[Task statement]
Please copy out every line of the data word for word.

*** Supplied entries Section Begins ***

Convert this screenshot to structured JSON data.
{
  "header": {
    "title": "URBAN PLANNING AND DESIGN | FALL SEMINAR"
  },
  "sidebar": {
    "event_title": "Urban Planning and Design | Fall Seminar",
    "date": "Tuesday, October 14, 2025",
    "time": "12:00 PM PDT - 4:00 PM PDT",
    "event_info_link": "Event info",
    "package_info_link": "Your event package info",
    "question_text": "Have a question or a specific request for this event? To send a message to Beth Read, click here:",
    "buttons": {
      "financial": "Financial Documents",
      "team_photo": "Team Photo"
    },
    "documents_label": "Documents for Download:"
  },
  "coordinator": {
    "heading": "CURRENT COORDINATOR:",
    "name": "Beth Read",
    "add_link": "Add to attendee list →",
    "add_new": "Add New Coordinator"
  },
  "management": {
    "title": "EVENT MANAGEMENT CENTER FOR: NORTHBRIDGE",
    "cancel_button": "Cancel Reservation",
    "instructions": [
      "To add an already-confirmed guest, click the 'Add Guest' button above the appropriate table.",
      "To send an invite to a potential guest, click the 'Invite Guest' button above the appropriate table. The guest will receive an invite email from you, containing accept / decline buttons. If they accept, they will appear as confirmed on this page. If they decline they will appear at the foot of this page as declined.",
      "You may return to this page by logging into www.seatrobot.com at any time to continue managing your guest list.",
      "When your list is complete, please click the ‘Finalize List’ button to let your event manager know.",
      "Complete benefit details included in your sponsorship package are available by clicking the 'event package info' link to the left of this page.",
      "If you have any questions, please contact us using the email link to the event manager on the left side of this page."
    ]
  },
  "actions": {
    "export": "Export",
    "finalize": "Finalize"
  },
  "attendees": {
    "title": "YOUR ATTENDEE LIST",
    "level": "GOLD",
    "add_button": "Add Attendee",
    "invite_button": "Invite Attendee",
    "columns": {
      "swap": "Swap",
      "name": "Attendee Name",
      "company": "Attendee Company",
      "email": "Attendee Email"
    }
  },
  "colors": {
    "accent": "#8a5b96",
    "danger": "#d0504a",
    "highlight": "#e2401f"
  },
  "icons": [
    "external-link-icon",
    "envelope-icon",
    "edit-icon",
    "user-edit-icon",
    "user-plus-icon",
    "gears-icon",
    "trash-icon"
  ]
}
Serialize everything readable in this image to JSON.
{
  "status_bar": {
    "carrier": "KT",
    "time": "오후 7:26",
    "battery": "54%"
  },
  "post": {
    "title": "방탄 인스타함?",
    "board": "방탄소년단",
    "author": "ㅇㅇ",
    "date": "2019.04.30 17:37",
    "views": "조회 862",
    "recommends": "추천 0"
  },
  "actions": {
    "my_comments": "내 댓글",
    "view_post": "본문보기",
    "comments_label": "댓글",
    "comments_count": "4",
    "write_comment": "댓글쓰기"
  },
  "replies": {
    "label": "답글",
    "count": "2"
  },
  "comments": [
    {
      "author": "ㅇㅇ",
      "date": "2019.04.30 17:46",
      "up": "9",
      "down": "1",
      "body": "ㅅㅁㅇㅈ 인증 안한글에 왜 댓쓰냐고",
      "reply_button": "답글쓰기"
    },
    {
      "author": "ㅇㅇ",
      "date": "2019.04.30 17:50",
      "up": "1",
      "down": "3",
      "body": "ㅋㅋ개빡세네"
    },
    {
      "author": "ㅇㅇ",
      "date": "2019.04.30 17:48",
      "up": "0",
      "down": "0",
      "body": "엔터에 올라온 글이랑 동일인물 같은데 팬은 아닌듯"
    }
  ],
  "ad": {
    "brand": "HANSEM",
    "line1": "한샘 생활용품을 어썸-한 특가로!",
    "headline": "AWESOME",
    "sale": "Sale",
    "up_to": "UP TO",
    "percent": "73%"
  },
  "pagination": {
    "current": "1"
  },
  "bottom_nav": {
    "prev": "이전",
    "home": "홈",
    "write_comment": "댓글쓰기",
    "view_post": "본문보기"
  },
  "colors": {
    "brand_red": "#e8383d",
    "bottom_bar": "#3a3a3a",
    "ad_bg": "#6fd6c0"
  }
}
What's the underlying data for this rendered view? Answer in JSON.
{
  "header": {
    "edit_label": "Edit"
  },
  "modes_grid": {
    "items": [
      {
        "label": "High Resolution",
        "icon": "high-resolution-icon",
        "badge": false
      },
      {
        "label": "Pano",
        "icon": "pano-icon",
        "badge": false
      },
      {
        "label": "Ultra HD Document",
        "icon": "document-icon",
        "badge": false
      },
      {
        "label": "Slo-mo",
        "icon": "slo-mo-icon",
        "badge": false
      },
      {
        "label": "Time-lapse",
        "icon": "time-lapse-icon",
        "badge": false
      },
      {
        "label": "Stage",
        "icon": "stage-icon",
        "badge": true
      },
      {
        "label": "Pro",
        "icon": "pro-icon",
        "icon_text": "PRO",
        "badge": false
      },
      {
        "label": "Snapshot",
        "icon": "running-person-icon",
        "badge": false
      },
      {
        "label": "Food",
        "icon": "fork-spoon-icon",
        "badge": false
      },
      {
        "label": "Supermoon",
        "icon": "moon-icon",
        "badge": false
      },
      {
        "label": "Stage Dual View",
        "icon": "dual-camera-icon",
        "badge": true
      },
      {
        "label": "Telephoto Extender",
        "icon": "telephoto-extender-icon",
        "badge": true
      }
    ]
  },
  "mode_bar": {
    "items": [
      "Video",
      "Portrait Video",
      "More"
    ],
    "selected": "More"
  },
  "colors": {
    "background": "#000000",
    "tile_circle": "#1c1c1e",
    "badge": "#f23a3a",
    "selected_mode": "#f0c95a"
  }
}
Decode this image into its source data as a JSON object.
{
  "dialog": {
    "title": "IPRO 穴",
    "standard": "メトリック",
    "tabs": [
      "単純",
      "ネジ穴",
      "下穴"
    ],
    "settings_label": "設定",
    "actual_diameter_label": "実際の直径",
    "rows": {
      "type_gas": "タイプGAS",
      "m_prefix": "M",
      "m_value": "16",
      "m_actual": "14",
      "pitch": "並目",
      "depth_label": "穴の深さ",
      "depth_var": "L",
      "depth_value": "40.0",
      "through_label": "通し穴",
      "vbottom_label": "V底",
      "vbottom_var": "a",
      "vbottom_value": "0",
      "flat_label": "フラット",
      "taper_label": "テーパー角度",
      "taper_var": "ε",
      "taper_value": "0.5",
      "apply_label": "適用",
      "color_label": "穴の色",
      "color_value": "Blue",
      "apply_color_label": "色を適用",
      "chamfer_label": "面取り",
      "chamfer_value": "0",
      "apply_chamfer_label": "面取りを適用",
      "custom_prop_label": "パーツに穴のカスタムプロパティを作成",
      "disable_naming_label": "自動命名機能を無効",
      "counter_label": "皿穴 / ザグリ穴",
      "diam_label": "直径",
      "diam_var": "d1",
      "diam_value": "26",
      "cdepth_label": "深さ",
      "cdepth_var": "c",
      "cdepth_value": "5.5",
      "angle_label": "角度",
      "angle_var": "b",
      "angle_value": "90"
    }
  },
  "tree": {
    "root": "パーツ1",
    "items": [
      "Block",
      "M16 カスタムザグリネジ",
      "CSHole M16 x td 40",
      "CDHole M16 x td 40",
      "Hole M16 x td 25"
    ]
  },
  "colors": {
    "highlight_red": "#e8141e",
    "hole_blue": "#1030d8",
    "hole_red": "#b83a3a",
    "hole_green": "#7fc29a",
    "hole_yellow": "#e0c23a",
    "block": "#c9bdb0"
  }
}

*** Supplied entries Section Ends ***

[Task solution]
Convert this screenshot to structured JSON data.
{
  "header": {
    "title": "URBAN PLANNING AND DESIGN | FALL SEMINAR"
  },
  "sidebar": {
    "event_title": "Urban Planning and Design | Fall Seminar",
    "date": "Tuesday, October 14, 2025",
    "time": "12:00 PM PDT - 4:00 PM PDT",
    "event_info_link": "Event info",
    "package_info_link": "Your event package info",
    "question_text": "Have a question or a specific request for this event? To send a message to Beth Read, click here:",
    "buttons": {
      "financial": "Financial Documents",
      "team_photo": "Team Photo"
    },
    "documents_label": "Documents for Download:"
  },
  "coordinator": {
    "heading": "CURRENT COORDINATOR:",
    "name": "Beth Read",
    "add_link": "Add to attendee list →",
    "add_new": "Add New Coordinator"
  },
  "management": {
    "title": "EVENT MANAGEMENT CENTER FOR: NORTHBRIDGE",
    "cancel_button": "Cancel Reservation",
    "instructions": [
      "To add an already-confirmed guest, click the 'Add Guest' button above the appropriate table.",
      "To send an invite to a potential guest, click the 'Invite Guest' button above the appropriate table. The guest will receive an invite email from you, containing accept / decline buttons. If they accept, they will appear as confirmed on this page. If they decline they will appear at the foot of this page as declined.",
      "You may return to this page by logging into www.seatrobot.com at any time to continue managing your guest list.",
      "When your list is complete, please click the ‘Finalize List’ button to let your event manager know.",
      "Complete benefit details included in your sponsorship package are available by clicking the 'event package info' link to the left of this page.",
      "If you have any questions, please contact us using the email link to the event manager on the left side of this page."
    ]
  },
  "actions": {
    "export": "Export",
    "finalize": "Finalize"
  },
  "attendees": {
    "title": "YOUR ATTENDEE LIST",
    "level": "GOLD",
    "add_button": "Add Attendee",
    "invite_button": "Invite Attendee",
    "columns": {
      "swap": "Swap",
      "name": "Attendee Name",
      "company": "Attendee Company",
      "email": "Attendee Email"
    }
  },
  "colors": {
    "accent": "#8a5b96",
    "danger": "#d0504a",
    "highlight": "#e2401f"
  },
  "icons": [
    "external-link-icon",
    "envelope-icon",
    "edit-icon",
    "user-edit-icon",
    "user-plus-icon",
    "gears-icon",
    "trash-icon"
  ]
}
Serialize everything readable in this image to JSON.
{
  "status_bar": {
    "carrier": "KT",
    "time": "오후 7:26",
    "battery": "54%"
  },
  "post": {
    "title": "방탄 인스타함?",
    "board": "방탄소년단",
    "author": "ㅇㅇ",
    "date": "2019.04.30 17:37",
    "views": "조회 862",
    "recommends": "추천 0"
  },
  "actions": {
    "my_comments": "내 댓글",
    "view_post": "본문보기",
    "comments_label": "댓글",
    "comments_count": "4",
    "write_comment": "댓글쓰기"
  },
  "replies": {
    "label": "답글",
    "count": "2"
  },
  "comments": [
    {
      "author": "ㅇㅇ",
      "date": "2019.04.30 17:46",
      "up": "9",
      "down": "1",
      "body": "ㅅㅁㅇㅈ 인증 안한글에 왜 댓쓰냐고",
      "reply_button": "답글쓰기"
    },
    {
      "author": "ㅇㅇ",
      "date": "2019.04.30 17:50",
      "up": "1",
      "down": "3",
      "body": "ㅋㅋ개빡세네"
    },
    {
      "author": "ㅇㅇ",
      "date": "2019.04.30 17:48",
      "up": "0",
      "down": "0",
      "body": "엔터에 올라온 글이랑 동일인물 같은데 팬은 아닌듯"
    }
  ],
  "ad": {
    "brand": "HANSEM",
    "line1": "한샘 생활용품을 어썸-한 특가로!",
    "headline": "AWESOME",
    "sale": "Sale",
    "up_to": "UP TO",
    "percent": "73%"
  },
  "pagination": {
    "current": "1"
  },
  "bottom_nav": {
    "prev": "이전",
    "home": "홈",
    "write_comment": "댓글쓰기",
    "view_post": "본문보기"
  },
  "colors": {
    "brand_red": "#e8383d",
    "bottom_bar": "#3a3a3a",
    "ad_bg": "#6fd6c0"
  }
}
What's the underlying data for this rendered view? Answer in JSON.
{
  "header": {
    "edit_label": "Edit"
  },
  "modes_grid": {
    "items": [
      {
        "label": "High Resolution",
        "icon": "high-resolution-icon",
        "badge": false
      },
      {
        "label": "Pano",
        "icon": "pano-icon",
        "badge": false
      },
      {
        "label": "Ultra HD Document",
        "icon": "document-icon",
        "badge": false
      },
      {
        "label": "Slo-mo",
        "icon": "slo-mo-icon",
        "badge": false
      },
      {
        "label": "Time-lapse",
        "icon": "time-lapse-icon",
        "badge": false
      },
      {
        "label": "Stage",
        "icon": "stage-icon",
        "badge": true
      },
      {
        "label": "Pro",
        "icon": "pro-icon",
        "icon_text": "PRO",
        "badge": false
      },
      {
        "label": "Snapshot",
        "icon": "running-person-icon",
        "badge": false
      },
      {
        "label": "Food",
        "icon": "fork-spoon-icon",
        "badge": false
      },
      {
        "label": "Supermoon",
        "icon": "moon-icon",
        "badge": false
      },
      {
        "label": "Stage Dual View",
        "icon": "dual-camera-icon",
        "badge": true
      },
      {
        "label": "Telephoto Extender",
        "icon": "telephoto-extender-icon",
        "badge": true
      }
    ]
  },
  "mode_bar": {
    "items": [
      "Video",
      "Portrait Video",
      "More"
    ],
    "selected": "More"
  },
  "colors": {
    "background": "#000000",
    "tile_circle": "#1c1c1e",
    "badge": "#f23a3a",
    "selected_mode": "#f0c95a"
  }
}
Decode this image into its source data as a JSON object.
{
  "dialog": {
    "title": "IPRO 穴",
    "standard": "メトリック",
    "tabs": [
      "単純",
      "ネジ穴",
      "下穴"
    ],
    "settings_label": "設定",
    "actual_diameter_label": "実際の直径",
    "rows": {
      "type_gas": "タイプGAS",
      "m_prefix": "M",
      "m_value": "16",
      "m_actual": "14",
      "pitch": "並目",
      "depth_label": "穴の深さ",
      "depth_var": "L",
      "depth_value": "40.0",
      "through_label": "通し穴",
      "vbottom_label": "V底",
      "vbottom_var": "a",
      "vbottom_value": "0",
      "flat_label": "フラット",
      "taper_label": "テーパー角度",
      "taper_var": "ε",
      "taper_value": "0.5",
      "apply_label": "適用",
      "color_label": "穴の色",
      "color_value": "Blue",
      "apply_color_label": "色を適用",
      "chamfer_label": "面取り",
      "chamfer_value": "0",
      "apply_chamfer_label": "面取りを適用",
      "custom_prop_label": "パーツに穴のカスタムプロパティを作成",
      "disable_naming_label": "自動命名機能を無効",
      "counter_label": "皿穴 / ザグリ穴",
      "diam_label": "直径",
      "diam_var": "d1",
      "diam_value": "26",
      "cdepth_label": "深さ",
      "cdepth_var": "c",
      "cdepth_value": "5.5",
      "angle_label": "角度",
      "angle_var": "b",
      "angle_value": "90"
    }
  },
  "tree": {
    "root": "パーツ1",
    "items": [
      "Block",
      "M16 カスタムザグリネジ",
      "CSHole M16 x td 40",
      "CDHole M16 x td 40",
      "Hole M16 x td 25"
    ]
  },
  "colors": {
    "highlight_red": "#e8141e",
    "hole_blue": "#1030d8",
    "hole_red": "#b83a3a",
    "hole_green": "#7fc29a",
    "hole_yellow": "#e0c23a",
    "block": "#c9bdb0"
  }
}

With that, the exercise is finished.